Data supplied =
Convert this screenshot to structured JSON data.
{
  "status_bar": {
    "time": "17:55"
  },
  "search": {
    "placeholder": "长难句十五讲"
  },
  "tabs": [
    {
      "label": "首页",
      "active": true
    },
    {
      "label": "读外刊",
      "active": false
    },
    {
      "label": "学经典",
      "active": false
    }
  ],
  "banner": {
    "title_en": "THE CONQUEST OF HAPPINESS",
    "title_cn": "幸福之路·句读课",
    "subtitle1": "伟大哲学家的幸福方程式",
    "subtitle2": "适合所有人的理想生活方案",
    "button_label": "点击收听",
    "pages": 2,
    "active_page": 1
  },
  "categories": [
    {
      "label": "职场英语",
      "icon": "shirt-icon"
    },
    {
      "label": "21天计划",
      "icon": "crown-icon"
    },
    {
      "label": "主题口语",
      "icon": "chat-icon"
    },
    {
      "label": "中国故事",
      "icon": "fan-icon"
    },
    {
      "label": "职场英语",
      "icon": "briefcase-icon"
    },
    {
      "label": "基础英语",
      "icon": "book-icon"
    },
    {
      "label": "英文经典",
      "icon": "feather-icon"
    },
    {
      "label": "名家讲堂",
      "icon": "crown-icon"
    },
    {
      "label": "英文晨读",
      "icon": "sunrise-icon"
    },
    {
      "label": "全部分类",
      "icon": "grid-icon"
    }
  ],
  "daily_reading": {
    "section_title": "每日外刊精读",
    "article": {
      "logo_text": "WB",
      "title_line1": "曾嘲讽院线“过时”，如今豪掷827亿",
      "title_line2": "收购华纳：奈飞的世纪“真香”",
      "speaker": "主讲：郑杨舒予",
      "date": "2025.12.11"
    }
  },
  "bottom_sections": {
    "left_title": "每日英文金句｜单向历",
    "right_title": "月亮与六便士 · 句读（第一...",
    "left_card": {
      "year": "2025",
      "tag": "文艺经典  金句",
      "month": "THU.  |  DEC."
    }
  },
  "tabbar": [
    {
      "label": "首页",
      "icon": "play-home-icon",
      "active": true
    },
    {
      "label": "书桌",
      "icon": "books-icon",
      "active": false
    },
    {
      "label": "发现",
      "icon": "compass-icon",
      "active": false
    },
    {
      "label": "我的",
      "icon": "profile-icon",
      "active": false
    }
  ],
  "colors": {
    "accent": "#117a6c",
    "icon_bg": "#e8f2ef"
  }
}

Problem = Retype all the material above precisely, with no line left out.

Expected answer =
Convert this screenshot to structured JSON data.
{
  "status_bar": {
    "time": "17:55"
  },
  "search": {
    "placeholder": "长难句十五讲"
  },
  "tabs": [
    {
      "label": "首页",
      "active": true
    },
    {
      "label": "读外刊",
      "active": false
    },
    {
      "label": "学经典",
      "active": false
    }
  ],
  "banner": {
    "title_en": "THE CONQUEST OF HAPPINESS",
    "title_cn": "幸福之路·句读课",
    "subtitle1": "伟大哲学家的幸福方程式",
    "subtitle2": "适合所有人的理想生活方案",
    "button_label": "点击收听",
    "pages": 2,
    "active_page": 1
  },
  "categories": [
    {
      "label": "职场英语",
      "icon": "shirt-icon"
    },
    {
      "label": "21天计划",
      "icon": "crown-icon"
    },
    {
      "label": "主题口语",
      "icon": "chat-icon"
    },
    {
      "label": "中国故事",
      "icon": "fan-icon"
    },
    {
      "label": "职场英语",
      "icon": "briefcase-icon"
    },
    {
      "label": "基础英语",
      "icon": "book-icon"
    },
    {
      "label": "英文经典",
      "icon": "feather-icon"
    },
    {
      "label": "名家讲堂",
      "icon": "crown-icon"
    },
    {
      "label": "英文晨读",
      "icon": "sunrise-icon"
    },
    {
      "label": "全部分类",
      "icon": "grid-icon"
    }
  ],
  "daily_reading": {
    "section_title": "每日外刊精读",
    "article": {
      "logo_text": "WB",
      "title_line1": "曾嘲讽院线“过时”，如今豪掷827亿",
      "title_line2": "收购华纳：奈飞的世纪“真香”",
      "speaker": "主讲：郑杨舒予",
      "date": "2025.12.11"
    }
  },
  "bottom_sections": {
    "left_title": "每日英文金句｜单向历",
    "right_title": "月亮与六便士 · 句读（第一...",
    "left_card": {
      "year": "2025",
      "tag": "文艺经典  金句",
      "month": "THU.  |  DEC."
    }
  },
  "tabbar": [
    {
      "label": "首页",
      "icon": "play-home-icon",
      "active": true
    },
    {
      "label": "书桌",
      "icon": "books-icon",
      "active": false
    },
    {
      "label": "发现",
      "icon": "compass-icon",
      "active": false
    },
    {
      "label": "我的",
      "icon": "profile-icon",
      "active": false
    }
  ],
  "colors": {
    "accent": "#117a6c",
    "icon_bg": "#e8f2ef"
  }
}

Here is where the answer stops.